Activity — Pull every line that holds the word "Inventory" from the entries.

(Data records for software interfaces)
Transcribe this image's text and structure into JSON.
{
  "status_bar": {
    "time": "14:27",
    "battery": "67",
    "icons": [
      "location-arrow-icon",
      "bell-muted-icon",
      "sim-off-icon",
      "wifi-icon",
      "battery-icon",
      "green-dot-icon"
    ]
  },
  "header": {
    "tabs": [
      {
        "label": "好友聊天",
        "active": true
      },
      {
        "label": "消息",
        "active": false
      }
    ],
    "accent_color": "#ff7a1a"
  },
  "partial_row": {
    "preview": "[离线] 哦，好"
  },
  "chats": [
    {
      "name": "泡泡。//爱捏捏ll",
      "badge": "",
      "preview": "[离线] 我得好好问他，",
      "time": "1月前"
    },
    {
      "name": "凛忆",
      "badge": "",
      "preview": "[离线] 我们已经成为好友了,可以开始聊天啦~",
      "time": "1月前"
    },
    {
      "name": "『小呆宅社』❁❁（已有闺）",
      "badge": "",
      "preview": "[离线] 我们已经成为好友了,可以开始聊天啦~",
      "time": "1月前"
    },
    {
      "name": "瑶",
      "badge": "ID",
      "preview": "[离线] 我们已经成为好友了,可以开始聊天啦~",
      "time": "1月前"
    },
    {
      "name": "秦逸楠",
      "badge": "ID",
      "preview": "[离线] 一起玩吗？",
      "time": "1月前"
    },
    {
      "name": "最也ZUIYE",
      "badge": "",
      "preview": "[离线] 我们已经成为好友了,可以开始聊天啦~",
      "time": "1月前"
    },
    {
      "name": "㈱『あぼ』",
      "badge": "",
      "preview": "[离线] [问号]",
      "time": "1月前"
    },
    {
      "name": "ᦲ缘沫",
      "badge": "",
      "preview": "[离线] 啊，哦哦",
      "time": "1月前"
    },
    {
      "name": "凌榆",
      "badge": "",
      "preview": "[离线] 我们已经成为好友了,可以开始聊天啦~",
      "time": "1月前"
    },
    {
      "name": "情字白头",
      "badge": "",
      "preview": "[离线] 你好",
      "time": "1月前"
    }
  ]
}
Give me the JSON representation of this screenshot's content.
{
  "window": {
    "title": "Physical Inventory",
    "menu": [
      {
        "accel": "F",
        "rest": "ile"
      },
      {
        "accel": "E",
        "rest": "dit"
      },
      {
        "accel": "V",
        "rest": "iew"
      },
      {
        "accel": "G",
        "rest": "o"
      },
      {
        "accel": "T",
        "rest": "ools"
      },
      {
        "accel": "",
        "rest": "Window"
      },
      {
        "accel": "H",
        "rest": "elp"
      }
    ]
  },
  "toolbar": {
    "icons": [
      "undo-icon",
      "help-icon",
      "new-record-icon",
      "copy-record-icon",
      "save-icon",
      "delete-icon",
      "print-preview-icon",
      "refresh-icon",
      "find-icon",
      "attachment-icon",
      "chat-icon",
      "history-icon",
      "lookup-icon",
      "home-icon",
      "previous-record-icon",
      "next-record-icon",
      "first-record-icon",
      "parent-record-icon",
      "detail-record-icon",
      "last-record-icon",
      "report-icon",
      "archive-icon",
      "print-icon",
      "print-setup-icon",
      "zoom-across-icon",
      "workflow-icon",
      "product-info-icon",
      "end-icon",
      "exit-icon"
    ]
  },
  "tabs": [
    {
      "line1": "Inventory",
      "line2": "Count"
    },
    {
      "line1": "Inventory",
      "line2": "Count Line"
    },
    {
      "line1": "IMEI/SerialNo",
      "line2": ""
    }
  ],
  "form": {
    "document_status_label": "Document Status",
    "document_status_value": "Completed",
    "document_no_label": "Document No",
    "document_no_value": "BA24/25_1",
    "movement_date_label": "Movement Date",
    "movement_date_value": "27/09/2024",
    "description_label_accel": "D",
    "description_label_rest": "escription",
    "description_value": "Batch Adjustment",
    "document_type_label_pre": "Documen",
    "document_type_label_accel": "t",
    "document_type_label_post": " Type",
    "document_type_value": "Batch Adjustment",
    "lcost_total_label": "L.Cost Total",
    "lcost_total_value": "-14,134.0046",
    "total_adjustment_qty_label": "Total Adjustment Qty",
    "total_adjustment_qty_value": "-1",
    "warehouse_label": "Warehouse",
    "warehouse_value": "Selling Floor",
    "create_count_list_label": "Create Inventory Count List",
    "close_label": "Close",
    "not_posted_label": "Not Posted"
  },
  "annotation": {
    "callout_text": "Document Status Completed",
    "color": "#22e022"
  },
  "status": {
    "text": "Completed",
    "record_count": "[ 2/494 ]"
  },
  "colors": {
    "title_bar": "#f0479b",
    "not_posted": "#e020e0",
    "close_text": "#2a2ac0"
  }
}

Output for this task —
    "title": "Physical Inventory",
      "line1": "Inventory",
      "line1": "Inventory",
    "create_count_list_label": "Create Inventory Count List",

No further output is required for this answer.